When researching for your Scottish Ancestors, it is important to know the parish they lived in as well as the neighbouring parishes. Remember, prior to the industrial revolution and the mass production of planes trains and automobiles, transport was primarily by horse.What this means for you as a researcher is that your ancestors didn't wander very far if and when they moved. Movement would primarily have revolved around employment opportunities, so you need to know where the jobs were. For instance, my coalminer ancestors worked for whatever colliers were hiring. They would have been within maybe a 10 -20 mile radius of where they grew up. Fishermen are going to follow the sea - so they will stay along coastal regions. Shipbuilders stayed near the Clyde (Glasgow) and weavers stayed near the looms and mills - often around the Borders.
It was very uncommon for people to move a great distance, apart from the Clearances, when islanders moved to the mainland. Even when women married, they generally didn't go very far.
Here is a link to a map of Scotland that breaks the country into parishes. Click on the parish your ancestors lived in to see a more detailed map, including the surrounding towns and counties.
Here's what a detailed map of Lanarkshire looks like:

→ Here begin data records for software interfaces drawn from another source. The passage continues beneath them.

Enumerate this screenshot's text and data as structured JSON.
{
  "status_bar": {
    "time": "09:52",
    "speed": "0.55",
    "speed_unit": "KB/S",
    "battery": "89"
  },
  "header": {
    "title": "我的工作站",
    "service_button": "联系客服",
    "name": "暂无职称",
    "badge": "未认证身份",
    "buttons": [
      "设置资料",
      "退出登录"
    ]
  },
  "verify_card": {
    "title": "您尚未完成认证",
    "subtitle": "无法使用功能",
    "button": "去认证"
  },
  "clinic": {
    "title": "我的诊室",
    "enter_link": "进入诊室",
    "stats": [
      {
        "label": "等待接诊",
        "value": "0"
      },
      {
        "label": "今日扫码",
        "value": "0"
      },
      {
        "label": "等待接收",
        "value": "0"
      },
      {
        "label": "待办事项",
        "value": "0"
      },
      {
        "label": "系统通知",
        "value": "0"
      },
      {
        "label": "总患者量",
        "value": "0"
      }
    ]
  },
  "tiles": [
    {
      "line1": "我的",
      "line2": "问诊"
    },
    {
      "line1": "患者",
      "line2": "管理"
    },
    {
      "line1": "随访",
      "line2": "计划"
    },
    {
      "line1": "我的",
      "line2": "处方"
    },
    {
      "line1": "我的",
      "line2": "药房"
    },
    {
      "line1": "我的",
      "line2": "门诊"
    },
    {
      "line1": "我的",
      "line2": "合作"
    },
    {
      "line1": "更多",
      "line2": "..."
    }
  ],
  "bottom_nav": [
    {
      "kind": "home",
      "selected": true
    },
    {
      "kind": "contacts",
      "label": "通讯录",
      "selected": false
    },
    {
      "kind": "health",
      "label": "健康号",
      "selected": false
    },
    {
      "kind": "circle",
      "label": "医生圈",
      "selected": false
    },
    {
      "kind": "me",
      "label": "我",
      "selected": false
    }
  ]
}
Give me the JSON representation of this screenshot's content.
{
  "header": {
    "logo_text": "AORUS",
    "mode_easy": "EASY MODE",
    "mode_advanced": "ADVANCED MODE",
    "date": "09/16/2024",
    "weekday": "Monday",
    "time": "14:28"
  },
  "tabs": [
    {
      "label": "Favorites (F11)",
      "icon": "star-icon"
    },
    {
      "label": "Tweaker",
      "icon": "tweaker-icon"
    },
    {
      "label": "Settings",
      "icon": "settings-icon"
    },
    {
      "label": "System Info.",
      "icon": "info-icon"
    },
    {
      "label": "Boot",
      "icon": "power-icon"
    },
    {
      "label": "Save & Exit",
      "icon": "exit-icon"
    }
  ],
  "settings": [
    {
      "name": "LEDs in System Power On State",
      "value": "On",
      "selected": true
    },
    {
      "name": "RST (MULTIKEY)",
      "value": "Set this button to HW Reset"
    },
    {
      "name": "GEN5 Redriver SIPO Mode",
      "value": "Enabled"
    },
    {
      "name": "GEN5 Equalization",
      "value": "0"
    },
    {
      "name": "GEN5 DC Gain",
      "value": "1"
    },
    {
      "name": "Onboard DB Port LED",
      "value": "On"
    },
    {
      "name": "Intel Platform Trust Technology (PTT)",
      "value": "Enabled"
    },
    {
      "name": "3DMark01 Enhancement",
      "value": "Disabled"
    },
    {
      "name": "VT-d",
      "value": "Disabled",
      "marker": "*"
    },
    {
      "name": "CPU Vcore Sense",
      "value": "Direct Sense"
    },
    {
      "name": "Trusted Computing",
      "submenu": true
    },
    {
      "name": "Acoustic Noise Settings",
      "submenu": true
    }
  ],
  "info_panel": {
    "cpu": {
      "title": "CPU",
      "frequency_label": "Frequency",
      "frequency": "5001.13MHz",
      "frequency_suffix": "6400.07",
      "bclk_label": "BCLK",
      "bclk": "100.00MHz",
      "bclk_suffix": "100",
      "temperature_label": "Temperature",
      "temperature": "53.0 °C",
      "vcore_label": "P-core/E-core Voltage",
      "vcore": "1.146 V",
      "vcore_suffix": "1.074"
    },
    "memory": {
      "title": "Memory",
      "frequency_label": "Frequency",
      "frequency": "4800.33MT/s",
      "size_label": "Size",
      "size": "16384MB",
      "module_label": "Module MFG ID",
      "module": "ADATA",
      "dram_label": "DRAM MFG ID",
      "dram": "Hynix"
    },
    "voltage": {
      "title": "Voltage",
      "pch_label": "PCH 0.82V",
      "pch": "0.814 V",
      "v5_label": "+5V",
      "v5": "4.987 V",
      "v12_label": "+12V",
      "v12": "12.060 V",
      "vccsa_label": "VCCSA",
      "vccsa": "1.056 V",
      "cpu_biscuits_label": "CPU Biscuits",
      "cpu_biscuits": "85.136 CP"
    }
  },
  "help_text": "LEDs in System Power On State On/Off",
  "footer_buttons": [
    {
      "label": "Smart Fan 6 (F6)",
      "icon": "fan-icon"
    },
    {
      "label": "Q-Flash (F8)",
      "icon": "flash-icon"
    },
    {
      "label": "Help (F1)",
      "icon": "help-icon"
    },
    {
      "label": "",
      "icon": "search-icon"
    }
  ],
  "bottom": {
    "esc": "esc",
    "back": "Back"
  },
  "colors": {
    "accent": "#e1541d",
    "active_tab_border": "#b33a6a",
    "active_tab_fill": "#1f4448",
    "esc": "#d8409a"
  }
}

My miners came from Shotts - the lower half of Shotts Parish. They mined in Shotts and Bothwell with one branch of the family making it as far as Hamilton. The farmers were in New Monkland and ended up in Shotts. Not terribly far from where they started out. Have a look at YOUR parish and really get to know the area your ancestors came from. This will also let you rule out some families in the records who may have the same name, but who were many counties apart.